These were all great ideas, and helped highlight a concern that has come up in my own brain over the last few months. Just how kid friendly is the comic book industry in the new millennium? Judged solely on some of the books I read regularly, I’d say parents might think twice before letting their kids pick up the latest adventures of some of comic’s most enduring characters. Take the Avengers, for instance. From a storytelling point of view, writer Brian Michael Bendis is a master craftsman, weaving characters and concepts together to form a rich tapestry that hasn’t been seen since the days of the legendary Stan Lee and Jack Kirby. However, books like the New Avengers are full of swearing and sexual innuendo. As a guy in his 30’s, it works just fine for me, but I’m not sure I would feel comfortable handing a pre-teen a copy of the book for their reading pleasure. Which could be problematic, since it was the pre-teen Andy B that first got hooked on comics in the first place. I’m sure I’m not alone on that either.
That doesn’t mean Brian Michael Bendis can’t write for the kid set. His amazing (and if the rumours are true, soon to be ending) run on Ultimate Spider-Man, a continuity free book set in the “Ultimate” universe, is as entertaining for the youngsters as it is for this grizzled comic book veteran. The series was by design an accessible way for kids to start reading a baggage free but familiar teenage Spider-Man who just receives his powers. But on the flip side of this is The Ultimates, featuring familiar characters like Captain America, Iron Man, and Thor set in the same “Ultimate” world. Unlike both Ultimate Spider-Man and Ultimate X-Men, creators Mark Millar and Bryan Hitch wove The Ultimates as a darker and more violent book, hugely entertaining but far from what one would consider kid friendly. Of course, it’s a parents discretion what their kids are reading, but its problematic to think a child’s exposure to what is a mainstream form of art may be limited because of some of the concepts or content.
While mainstream Marvel comic books are clearly designed for an older audience, that doesn’t mean that there aren’t some solid books out there that kids and adults can’t enjoy equally. While at the previously mentioned comic book convention this past weekend I picked up the two Spider-Man Loves Mary Jane hard cover collections, which is a kid friendly book that focuses on a teenage Mary Jane Watson and her infatuation with the mysterious Spider-Man, as written by Sean McKeever and Toronto artist Takeshi Miyazawa. There are love triangles, teenage angst, and a healthy dose of comedy. The book is pretty much like the O.C. or 90210 for comics, minus the sex and way more skillfully written. I spent a Sunday afternoon curled up on the couch reading a comic book that was free of violence or swearing and I was captivated.

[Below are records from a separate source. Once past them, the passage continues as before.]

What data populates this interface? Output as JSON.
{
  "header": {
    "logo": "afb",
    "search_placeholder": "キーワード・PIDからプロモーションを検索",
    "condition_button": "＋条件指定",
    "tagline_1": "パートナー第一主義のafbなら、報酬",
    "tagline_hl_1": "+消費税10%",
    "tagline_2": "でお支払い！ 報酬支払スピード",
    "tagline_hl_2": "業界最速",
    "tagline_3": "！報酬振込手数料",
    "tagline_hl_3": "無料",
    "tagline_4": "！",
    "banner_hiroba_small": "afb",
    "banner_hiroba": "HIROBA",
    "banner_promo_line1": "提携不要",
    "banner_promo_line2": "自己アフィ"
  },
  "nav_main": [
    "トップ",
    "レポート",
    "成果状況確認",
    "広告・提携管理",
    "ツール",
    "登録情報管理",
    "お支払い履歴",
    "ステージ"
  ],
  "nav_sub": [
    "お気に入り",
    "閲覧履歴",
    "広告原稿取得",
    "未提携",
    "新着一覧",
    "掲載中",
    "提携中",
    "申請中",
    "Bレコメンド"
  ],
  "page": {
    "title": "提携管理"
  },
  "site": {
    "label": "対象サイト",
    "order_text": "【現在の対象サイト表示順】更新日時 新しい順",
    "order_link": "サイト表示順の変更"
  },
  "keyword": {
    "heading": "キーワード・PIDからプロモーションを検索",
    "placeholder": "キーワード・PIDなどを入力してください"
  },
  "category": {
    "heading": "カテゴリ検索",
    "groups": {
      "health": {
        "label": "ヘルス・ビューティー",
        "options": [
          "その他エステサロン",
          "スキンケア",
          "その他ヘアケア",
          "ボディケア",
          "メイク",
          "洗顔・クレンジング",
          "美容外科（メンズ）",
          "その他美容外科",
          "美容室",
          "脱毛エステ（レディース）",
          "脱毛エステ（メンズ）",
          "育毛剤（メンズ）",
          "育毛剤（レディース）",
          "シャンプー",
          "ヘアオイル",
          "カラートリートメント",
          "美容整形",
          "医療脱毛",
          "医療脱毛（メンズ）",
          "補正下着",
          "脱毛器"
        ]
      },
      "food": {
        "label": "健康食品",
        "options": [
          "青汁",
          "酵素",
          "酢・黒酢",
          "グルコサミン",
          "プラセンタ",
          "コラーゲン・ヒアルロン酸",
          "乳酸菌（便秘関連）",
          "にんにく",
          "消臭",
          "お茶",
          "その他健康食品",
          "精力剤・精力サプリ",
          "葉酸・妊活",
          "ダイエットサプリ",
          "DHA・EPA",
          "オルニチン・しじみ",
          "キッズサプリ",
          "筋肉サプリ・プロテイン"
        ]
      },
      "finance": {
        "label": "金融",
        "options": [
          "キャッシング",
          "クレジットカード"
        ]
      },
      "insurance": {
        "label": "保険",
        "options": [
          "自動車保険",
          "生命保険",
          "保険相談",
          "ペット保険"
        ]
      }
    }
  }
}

Spider-Man Loves Mary Jane is the sort of book a parent could easily hand their kids to read to give them a taste of the Marvel Universe, tiding them over for a few years until they’re ready for Civil Wars, World War Hulks and Secret Invasions.